Dinah Starkey marvels at illustrated books that bring religion to life
In the Middle Ages, a church was conceived as a living picture book. Every nook and cranny was decorated with frescoes and paintings, statues and carvings, telling stories of the Bible and of saints and martyrs. Few churchgoers could read, but all responded to powerful imagery.
The same powerful imagery is obvious in this collection of Bible stories and RE books. Their creators are following an honourable tradition and, like craftsmen of old, their work is picture-led.
Fiona French has produced a string of beautiful picture books over the years. Her colours are ravishing and she has an extraordinary ability to draw on a range of artistic traditions. Paradise (Frances Lincoln, pound;10.99) is inspired by the organic lines of Art Nouveau and Tiffany stained glass. It tells the story of the creation and the expulsion of Adam and Eve from the Garden of Eden. The text, taken from the King James Bible, makes few concessions to the beginner reader, but it speaks for itself through its power and beauty. Words are used sparingly - just two or three sentences on each page - enabling teachers to paraphrase the unfamiliar language while children admire the glorious illustrations.
For Easter (Frances Lincoln pound;10.99), Fiona French draws her inspiration from the stained-glass windows of Ely, Lincoln, Canterbury and York, together with images from that greatest of all illuminated manuscripts, Les Tr s Riches Heures du Duc de Berry. The result is breathtaking, and the grave, stylised images, together with the archaic language of the King James Bible, help to distance this most difficult of stories, lending it an archaic, ritual feel. Both books are published by Frances Lincoln.
In Easter, the Everlasting Story (Lion Children's Books, pound;4.99), Lois Rock takes a different approach. She begins with the triumphal entry into Jerusalem on Palm Sunday and ends with Ascension and Pentecost, in a reworking of the story that is clearly aimed at primary aged children. She tells it in direct simple prose and the result is much more immediate and shocking than the version by Fiona French. There is a strong sense that this is about real people and real suffering, enhanced by Christine Balit's evocative illustrations, sandy browns and golds, sparked with sage and ultramarine. The men and women who populate her landscapes could have stepped out of an El Greco. The feel is dark and powerfully Middle Eastern.

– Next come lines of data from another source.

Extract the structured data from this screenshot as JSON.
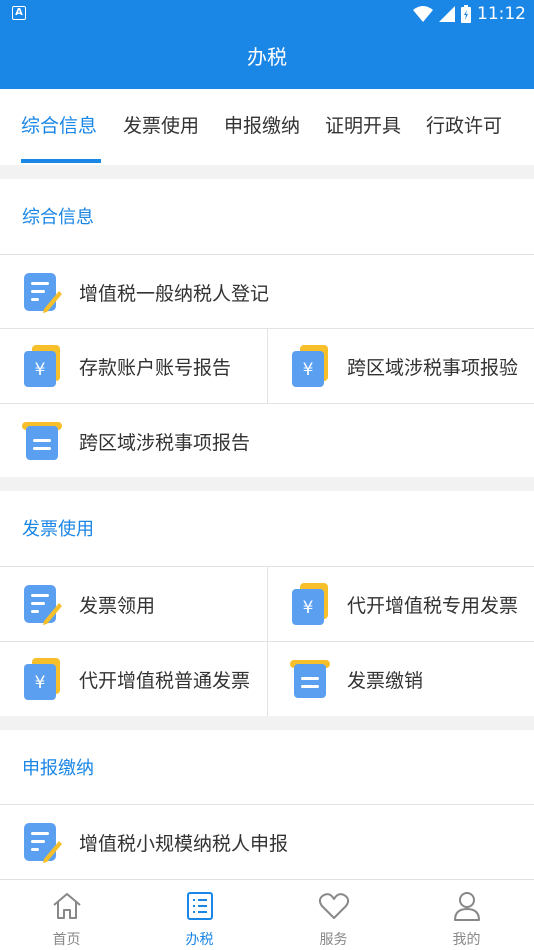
{
  "status_bar": {
    "time": "11:12",
    "app_indicator": "A"
  },
  "header": {
    "title": "办税"
  },
  "tabs": [
    {
      "label": "综合信息",
      "active": true
    },
    {
      "label": "发票使用"
    },
    {
      "label": "申报缴纳"
    },
    {
      "label": "证明开具"
    },
    {
      "label": "行政许可"
    }
  ],
  "sections": [
    {
      "title": "综合信息",
      "items": [
        {
          "label": "增值税一般纳税人登记",
          "icon": "form-edit-icon"
        },
        {
          "label": "存款账户账号报告",
          "icon": "yuan-doc-icon"
        },
        {
          "label": "跨区域涉税事项报验",
          "icon": "yuan-doc-icon"
        },
        {
          "label": "跨区域涉税事项报告",
          "icon": "list-doc-icon"
        }
      ]
    },
    {
      "title": "发票使用",
      "items": [
        {
          "label": "发票领用",
          "icon": "form-edit-icon"
        },
        {
          "label": "代开增值税专用发票",
          "icon": "yuan-doc-icon"
        },
        {
          "label": "代开增值税普通发票",
          "icon": "yuan-doc-icon"
        },
        {
          "label": "发票缴销",
          "icon": "list-doc-icon"
        }
      ]
    },
    {
      "title": "申报缴纳",
      "items": [
        {
          "label": "增值税小规模纳税人申报",
          "icon": "form-edit-icon"
        }
      ]
    }
  ],
  "bottom_nav": [
    {
      "label": "首页",
      "icon": "home-icon"
    },
    {
      "label": "办税",
      "icon": "list-icon",
      "active": true
    },
    {
      "label": "服务",
      "icon": "heart-icon"
    },
    {
      "label": "我的",
      "icon": "user-icon"
    }
  ],
  "colors": {
    "primary": "#1a86e6",
    "icon_blue": "#5b9ff0",
    "icon_yellow": "#f7c02b"
  }
}
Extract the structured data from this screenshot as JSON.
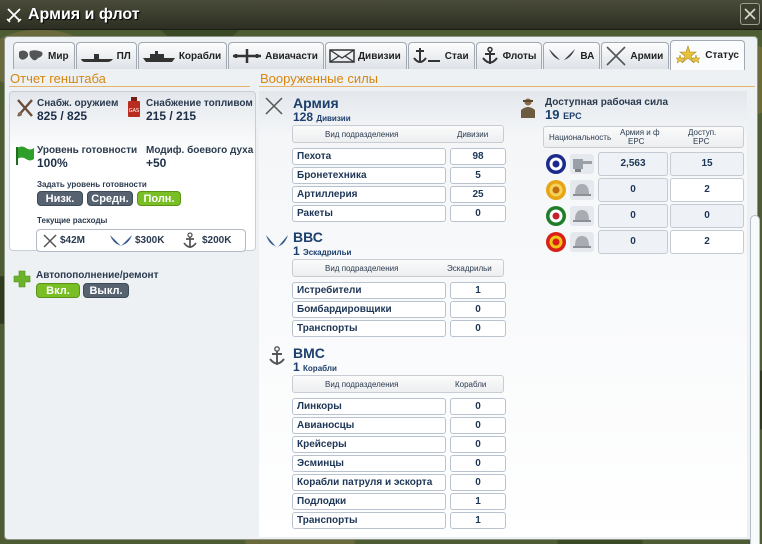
{
  "window": {
    "title": "Армия и флот",
    "close_icon": "close-icon"
  },
  "tabs": [
    {
      "label": "Мир",
      "icon": "world-map-icon"
    },
    {
      "label": "ПЛ",
      "icon": "submarine-icon"
    },
    {
      "label": "Корабли",
      "icon": "warship-icon"
    },
    {
      "label": "Авиачасти",
      "icon": "airplane-icon"
    },
    {
      "label": "Дивизии",
      "icon": "envelope-icon"
    },
    {
      "label": "Стаи",
      "icon": "anchor-fleet-icon"
    },
    {
      "label": "Флоты",
      "icon": "anchor-icon"
    },
    {
      "label": "ВА",
      "icon": "wings-icon"
    },
    {
      "label": "Армии",
      "icon": "crossed-swords-icon"
    },
    {
      "label": "Статус",
      "icon": "stars-icon",
      "active": true
    }
  ],
  "staff": {
    "title": "Отчет генштаба",
    "weapons_label": "Снабж. оружием",
    "weapons_value": "825 / 825",
    "fuel_label": "Снабжение топливом",
    "fuel_value": "215 / 215",
    "readiness_label": "Уровень готовности",
    "readiness_value": "100%",
    "morale_label": "Модиф. боевого духа",
    "morale_value": "+50",
    "set_readiness_label": "Задать уровень готовности",
    "readiness_buttons": [
      "Низк.",
      "Средн.",
      "Полн."
    ],
    "expenses_label": "Текущие расходы",
    "expenses": [
      {
        "icon": "crossed-swords-icon",
        "value": "$42M"
      },
      {
        "icon": "wings-icon",
        "value": "$300K"
      },
      {
        "icon": "anchor-icon",
        "value": "$200K"
      }
    ],
    "auto_label": "Автопополнение/ремонт",
    "auto_buttons": [
      "Вкл.",
      "Выкл."
    ]
  },
  "forces": {
    "title": "Вооруженные силы",
    "army": {
      "name": "Армия",
      "count": "128",
      "count_unit": "Дивизии",
      "col_type": "Вид подразделения",
      "col_count": "Дивизии",
      "rows": [
        {
          "name": "Пехота",
          "count": "98"
        },
        {
          "name": "Бронетехника",
          "count": "5"
        },
        {
          "name": "Артиллерия",
          "count": "25"
        },
        {
          "name": "Ракеты",
          "count": "0"
        }
      ]
    },
    "air": {
      "name": "ВВС",
      "count": "1",
      "count_unit": "Эскадрильи",
      "col_type": "Вид подразделения",
      "col_count": "Эскадрильи",
      "rows": [
        {
          "name": "Истребители",
          "count": "1"
        },
        {
          "name": "Бомбардировщики",
          "count": "0"
        },
        {
          "name": "Транспорты",
          "count": "0"
        }
      ]
    },
    "navy": {
      "name": "ВМС",
      "count": "1",
      "count_unit": "Корабли",
      "col_type": "Вид подразделения",
      "col_count": "Корабли",
      "rows": [
        {
          "name": "Линкоры",
          "count": "0"
        },
        {
          "name": "Авианосцы",
          "count": "0"
        },
        {
          "name": "Крейсеры",
          "count": "0"
        },
        {
          "name": "Эсминцы",
          "count": "0"
        },
        {
          "name": "Корабли патруля и эскорта",
          "count": "0"
        },
        {
          "name": "Подлодки",
          "count": "1"
        },
        {
          "name": "Транспорты",
          "count": "1"
        }
      ]
    }
  },
  "manpower": {
    "title": "Доступная рабочая сила",
    "value": "19",
    "unit": "EPC",
    "col_nationality": "Национальность",
    "col_army": "Армия и ф",
    "col_army_sub": "EPC",
    "col_avail": "Доступ.",
    "col_avail_sub": "EPC",
    "rows": [
      {
        "flag_colors": [
          "#1c2a8f",
          "#ffffff",
          "#1c2a8f"
        ],
        "army": "2,563",
        "avail": "15",
        "unit_icon": "tank-icon"
      },
      {
        "flag_colors": [
          "#e8a414",
          "#f4d35a",
          "#c06d10"
        ],
        "army": "0",
        "avail": "2",
        "unit_icon": "helmet-icon"
      },
      {
        "flag_colors": [
          "#1f7d2a",
          "#ffffff",
          "#c0232b"
        ],
        "army": "0",
        "avail": "0",
        "unit_icon": "helmet-icon"
      },
      {
        "flag_colors": [
          "#d8201a",
          "#f3c316",
          "#d8201a"
        ],
        "army": "0",
        "avail": "2",
        "unit_icon": "helmet-icon"
      }
    ]
  }
}
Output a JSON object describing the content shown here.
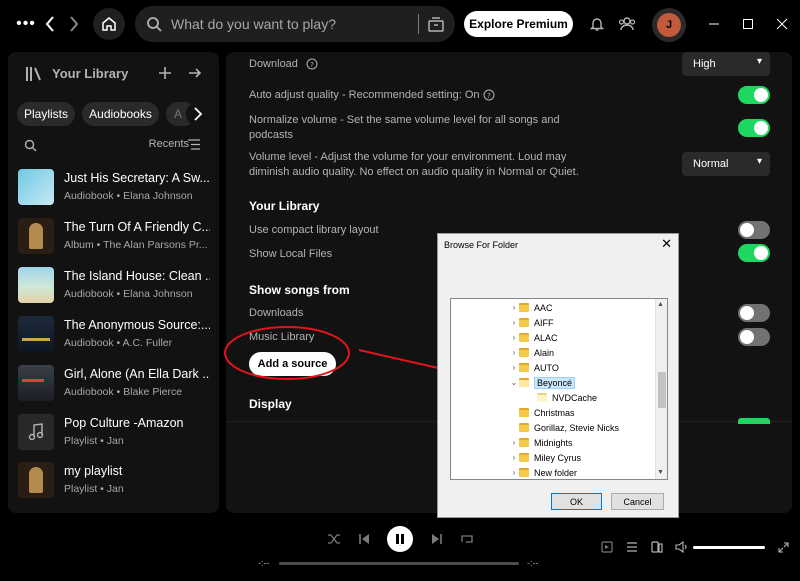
{
  "topbar": {
    "search_placeholder": "What do you want to play?",
    "explore_label": "Explore Premium",
    "avatar_initial": "J"
  },
  "sidebar": {
    "title": "Your Library",
    "filters": [
      "Playlists",
      "Audiobooks",
      "A"
    ],
    "sort_label": "Recents",
    "items": [
      {
        "title": "Just His Secretary: A Sw...",
        "subtitle": "Audiobook • Elana Johnson"
      },
      {
        "title": "The Turn Of A Friendly C...",
        "subtitle": "Album • The Alan Parsons Pr..."
      },
      {
        "title": "The Island House: Clean ...",
        "subtitle": "Audiobook • Elana Johnson"
      },
      {
        "title": "The Anonymous Source:...",
        "subtitle": "Audiobook • A.C. Fuller"
      },
      {
        "title": "Girl, Alone (An Ella Dark ...",
        "subtitle": "Audiobook • Blake Pierce"
      },
      {
        "title": "Pop Culture -Amazon",
        "subtitle": "Playlist • Jan"
      },
      {
        "title": "my playlist",
        "subtitle": "Playlist • Jan"
      }
    ]
  },
  "settings": {
    "download_label": "Download",
    "download_value": "High",
    "auto_adjust_label": "Auto adjust quality - Recommended setting: On",
    "normalize_label_1": "Normalize volume - Set the same volume level for all songs and",
    "normalize_label_2": "podcasts",
    "volume_level_label_1": "Volume level - Adjust the volume for your environment. Loud may",
    "volume_level_label_2": "diminish audio quality. No effect on audio quality in Normal or Quiet.",
    "volume_level_value": "Normal",
    "your_library_heading": "Your Library",
    "compact_label": "Use compact library layout",
    "local_files_label": "Show Local Files",
    "show_songs_heading": "Show songs from",
    "downloads_label": "Downloads",
    "music_library_label": "Music Library",
    "add_source_label": "Add a source",
    "display_heading": "Display"
  },
  "dialog": {
    "title": "Browse For Folder",
    "folders": [
      {
        "name": "AAC",
        "expandable": true,
        "selected": false
      },
      {
        "name": "AIFF",
        "expandable": true,
        "selected": false
      },
      {
        "name": "ALAC",
        "expandable": true,
        "selected": false
      },
      {
        "name": "Alain",
        "expandable": true,
        "selected": false
      },
      {
        "name": "AUTO",
        "expandable": true,
        "selected": false
      },
      {
        "name": "Beyoncé",
        "expandable": true,
        "selected": true
      },
      {
        "name": "NVDCache",
        "expandable": false,
        "selected": false
      },
      {
        "name": "Christmas",
        "expandable": false,
        "selected": false
      },
      {
        "name": "Gorillaz, Stevie Nicks",
        "expandable": false,
        "selected": false
      },
      {
        "name": "Midnights",
        "expandable": true,
        "selected": false
      },
      {
        "name": "Miley Cyrus",
        "expandable": true,
        "selected": false
      },
      {
        "name": "New folder",
        "expandable": true,
        "selected": false
      }
    ],
    "ok_label": "OK",
    "cancel_label": "Cancel"
  },
  "player": {
    "elapsed": "-:--",
    "remaining": "-:--"
  },
  "colors": {
    "accent": "#1ed760",
    "annotation": "#e3141c"
  }
}
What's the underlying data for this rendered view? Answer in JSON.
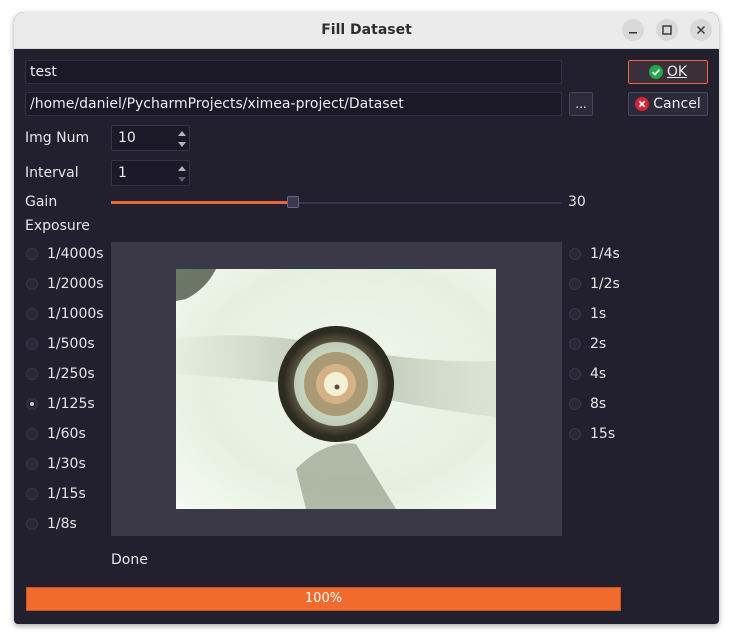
{
  "window": {
    "title": "Fill Dataset"
  },
  "form": {
    "name_value": "test",
    "path_value": "/home/daniel/PycharmProjects/ximea-project/Dataset",
    "browse_label": "...",
    "img_num_label": "Img Num",
    "img_num_value": "10",
    "interval_label": "Interval",
    "interval_value": "1",
    "gain_label": "Gain",
    "gain_value": "30",
    "gain_fraction": 0.4,
    "exposure_label": "Exposure"
  },
  "buttons": {
    "ok_label": "OK",
    "cancel_label": "Cancel"
  },
  "exposure_left": [
    "1/4000s",
    "1/2000s",
    "1/1000s",
    "1/500s",
    "1/250s",
    "1/125s",
    "1/60s",
    "1/30s",
    "1/15s",
    "1/8s"
  ],
  "exposure_right": [
    "1/4s",
    "1/2s",
    "1s",
    "2s",
    "4s",
    "8s",
    "15s"
  ],
  "exposure_selected": "1/125s",
  "status": {
    "text": "Done",
    "progress_text": "100%",
    "progress": 1.0
  },
  "colors": {
    "accent": "#f26b2e",
    "background": "#221f2e",
    "ok_icon": "#22a74a",
    "cancel_icon": "#d62333"
  }
}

e-mail: Jesus@anytime by Hilary Robinson and Anthony Lewis (Hodder Children's Books, pound;4.99) brings the story up to date with a look at the way in which the media would portray the life of Jesus today.
The opening spread sets the scene as Jesus and his apostles, dressed in jeans and sweatshirts, gather in front of a skyline of looming tower blocks. The news of His coming breaks in the local paper and the scrum is on as television and internet journalists report on His miracles. There are peace marches and a gospel tour before the news coverage begins to turn sour and hackers attack his website. It is a thought-provoking book that has uses beyond RE lessons, raising issues about trial by media and the role of Christianity today.
God and His Creations comprises 11 of the most popular stories retold and illustrated by Marcia Williams (Walker Books, pound;10.99). Every page is crowded with her trademark comic-strip illustrations and the borders are framed with a subversive snake and clusters of angels, who comment on the action as it unfolds. It's a witty, lively retelling which will be relished by young children. Every page is crammed with amusing details, so allow plenty of time for them to enjoy it in ones or twos.
Sheila Moxley's charming primitive illustrations add a special warmth to Rebecca's Passover (Frances Lincoln, pound;5.99), by Ad le Geras. Rebecca and her younger brother are helping their grandmother to get ready for the festival and, as they carry out the traditional tasks, they remember the first Passover, when the Israelites escaped from Egypt.
Each ritual triggers a new memory until the whole story is told. This happy, accessible book is a great starting point for work on Judaism.
The Most Magnificent Mosque (Frances Lincoln, pound;10.99) tells the true story of La Mesquita, the great Mosque of Cordoba, which became the site of a Catholic cathedral. Ann Jungman has woven the historical facts into a story of three naughty boys, one Christian, one Jewish and one Muslim, who work together to save the building and its gardens for all three communities. The glowing illustrations by Shelley Vowles, precise and delicate as a Persian miniature, give the simple text a whole new dimension. But then, as medieval artists knew so well, that's what pictures are for.